What Are Core Values? We Face a Battle Over the Future of Education in Tennessee

Gov. Bill Haslam's education reforms hit a couple of speed bumps this past legislative session, but his reforms may hit a brick wall come next session. A major battle is brewing over the direction of the state's schools pitting Haslam, Bill Frist, Bill and Melinda Gates, and the state's business establishment against conservative groups and the legislators who listen to them.

It's about the Common Core Curriculum, a term you may not have run across. But it has begun to rank with Obamacare as a program reviled by conservative groups.

Since the nation began universal testing and compiling test scores, problems have become apparent in the validity of the data. With state and local governments in charge of schools and curricula, test results varied widely from state to state. When 90 percent of the students in Mississippi pass the math exam it makes you want to say: Really?

That's where the Common Core Curriculum comes from, a set of subjects and a curriculum that will be uniform across the country, and testing will be based on the same material. The program was initiated by the nation's governors and it was funded by Bill and Melinda Gates. At least 45 states have signed on. Secretary of Education Arne Duncan let it be known that if states didn't adopt the Common Core Curriculum, they could forget getting any Race to the Top funds. Tennessee Gov. Phil Bredesen and the state Board of Education adopted the Common Core Curriculum and Tennessee got millions in Race to the Top funds. Some Tennessee educators (like those in Knox County) are in training at present, so the program has yet to be implemented fully statewide.

The most basic criticism is that local schools are being taken over by the federal government. Traditionally state and local governments have run the schools and decided what would be taught, even when receiving federal grants. We have never had a national education policy that dictated what every child in the country should know.

State Sen. Dolores Gresham, chair of the Senate Education Committee, has announced that she will hold hearings in late summer or fall on the Common Core Curriculum and allow all sides to present their views. Gresham is a conservative Republican and any education bill has to go through her committee.
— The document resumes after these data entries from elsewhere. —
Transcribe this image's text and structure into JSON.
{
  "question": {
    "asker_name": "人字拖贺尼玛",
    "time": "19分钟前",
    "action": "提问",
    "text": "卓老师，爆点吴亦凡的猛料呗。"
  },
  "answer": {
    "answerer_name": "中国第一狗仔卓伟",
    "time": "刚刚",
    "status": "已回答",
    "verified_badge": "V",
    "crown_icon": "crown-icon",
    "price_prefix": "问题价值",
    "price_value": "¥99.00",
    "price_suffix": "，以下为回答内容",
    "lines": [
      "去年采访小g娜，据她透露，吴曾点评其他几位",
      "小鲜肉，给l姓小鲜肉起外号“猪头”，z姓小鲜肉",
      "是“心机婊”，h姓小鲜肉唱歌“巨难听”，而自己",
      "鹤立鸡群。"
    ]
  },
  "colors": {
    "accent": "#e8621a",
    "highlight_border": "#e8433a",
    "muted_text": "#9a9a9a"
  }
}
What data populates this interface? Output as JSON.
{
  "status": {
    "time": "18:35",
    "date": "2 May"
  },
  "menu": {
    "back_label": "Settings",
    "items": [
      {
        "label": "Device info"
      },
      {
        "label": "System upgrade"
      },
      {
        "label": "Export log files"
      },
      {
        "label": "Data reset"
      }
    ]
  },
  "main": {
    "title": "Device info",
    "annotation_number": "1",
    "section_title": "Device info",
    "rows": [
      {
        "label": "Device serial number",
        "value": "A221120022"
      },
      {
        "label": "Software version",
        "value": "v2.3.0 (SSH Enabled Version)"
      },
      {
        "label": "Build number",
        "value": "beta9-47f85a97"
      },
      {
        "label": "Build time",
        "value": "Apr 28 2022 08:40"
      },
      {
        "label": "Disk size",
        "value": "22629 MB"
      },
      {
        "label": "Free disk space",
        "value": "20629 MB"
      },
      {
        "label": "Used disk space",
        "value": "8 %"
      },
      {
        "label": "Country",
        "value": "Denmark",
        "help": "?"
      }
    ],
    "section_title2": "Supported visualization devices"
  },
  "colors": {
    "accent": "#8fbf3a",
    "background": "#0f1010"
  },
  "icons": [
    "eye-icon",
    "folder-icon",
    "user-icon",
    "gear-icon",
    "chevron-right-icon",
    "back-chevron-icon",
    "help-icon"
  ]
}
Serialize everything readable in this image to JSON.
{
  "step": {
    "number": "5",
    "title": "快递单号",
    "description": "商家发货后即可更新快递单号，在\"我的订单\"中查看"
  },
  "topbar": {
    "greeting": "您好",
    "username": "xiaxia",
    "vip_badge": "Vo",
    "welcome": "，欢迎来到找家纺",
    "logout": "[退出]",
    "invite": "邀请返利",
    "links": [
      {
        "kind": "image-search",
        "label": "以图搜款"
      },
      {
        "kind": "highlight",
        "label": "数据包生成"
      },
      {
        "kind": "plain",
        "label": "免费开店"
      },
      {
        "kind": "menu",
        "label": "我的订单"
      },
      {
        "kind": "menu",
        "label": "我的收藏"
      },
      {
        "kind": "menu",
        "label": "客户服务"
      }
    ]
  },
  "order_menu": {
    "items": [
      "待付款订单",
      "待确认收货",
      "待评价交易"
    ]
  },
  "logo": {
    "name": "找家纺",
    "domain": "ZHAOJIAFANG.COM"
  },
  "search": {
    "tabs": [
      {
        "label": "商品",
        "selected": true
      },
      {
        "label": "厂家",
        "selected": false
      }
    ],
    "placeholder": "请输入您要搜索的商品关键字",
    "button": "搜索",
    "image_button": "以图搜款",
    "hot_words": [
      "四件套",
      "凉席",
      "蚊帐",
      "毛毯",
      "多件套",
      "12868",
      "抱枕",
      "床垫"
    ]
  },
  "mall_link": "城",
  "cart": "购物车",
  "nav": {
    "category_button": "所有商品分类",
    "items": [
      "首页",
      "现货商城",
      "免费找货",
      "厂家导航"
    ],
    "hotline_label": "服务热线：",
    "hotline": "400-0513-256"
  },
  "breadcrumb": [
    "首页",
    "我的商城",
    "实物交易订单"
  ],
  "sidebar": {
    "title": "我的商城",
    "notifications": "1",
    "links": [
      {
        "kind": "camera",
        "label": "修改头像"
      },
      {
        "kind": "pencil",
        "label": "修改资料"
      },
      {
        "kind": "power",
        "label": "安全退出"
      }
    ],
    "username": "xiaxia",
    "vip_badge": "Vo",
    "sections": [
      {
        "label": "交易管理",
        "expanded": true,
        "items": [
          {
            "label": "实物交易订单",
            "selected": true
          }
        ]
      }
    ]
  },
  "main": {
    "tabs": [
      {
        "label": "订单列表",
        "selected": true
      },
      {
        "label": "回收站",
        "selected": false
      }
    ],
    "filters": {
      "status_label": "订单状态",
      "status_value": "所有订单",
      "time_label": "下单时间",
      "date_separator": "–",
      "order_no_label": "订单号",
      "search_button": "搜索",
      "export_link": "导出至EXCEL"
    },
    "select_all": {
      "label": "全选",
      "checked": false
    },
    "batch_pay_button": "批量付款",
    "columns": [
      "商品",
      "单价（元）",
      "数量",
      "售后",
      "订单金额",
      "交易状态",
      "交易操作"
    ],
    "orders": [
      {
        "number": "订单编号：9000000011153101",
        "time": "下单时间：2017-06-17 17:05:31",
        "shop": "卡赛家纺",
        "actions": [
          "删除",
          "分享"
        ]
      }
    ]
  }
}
Conservatives aren't the only ones raising questions. Two New York college professors raised some questions in a New York Times piece on Sunday. They suggest that the move to have the federal government's first-ever foray into a national education policy was quick and involved little discussion. The introduction of more rigorous standards will take some adjustment from teachers and students.

When Kentucky adopted the new tests based on the Core Curriculum, math and science scores dropped by a third. What do you think the new standards will do to test scores in Tennessee? Recall that teacher evaluations now take test scores into account. Also recall that a reform already passed disallows teacher bargaining rights.

But aside from the federalism issue, try and imagine coming up with subjects and tests for all the states without generating controversy. Provocative questions encourage critical thinking. But such questions are also ammunition for critics.

I have hundreds of pages of a report introducing the Common Core Curriculum. So far it just makes my head hurt. I suspect the debate in the Legislature will be based on political positions and alliances with different groups rather than on legislators actually studying those hundreds of pages.

The business community and Haslam are determined to raise educational standards. It is entirely possible for the educational reform effort in the state to get derailed over arguments about "liberal ideas" replacing traditional "American values."

The hearings will be important. The business establishment had better be ready to handle the questions raised. Both sides of the issue need to have "truth squads" to separate fact from fiction. It is the most important issue facing our state at the moment. Let's don't screw it up.

Corrected: A previous version of this column stated that the curriculum hadn't been implemented yet; however, several districts have started using it, though some (like Knox County) are still training its educators.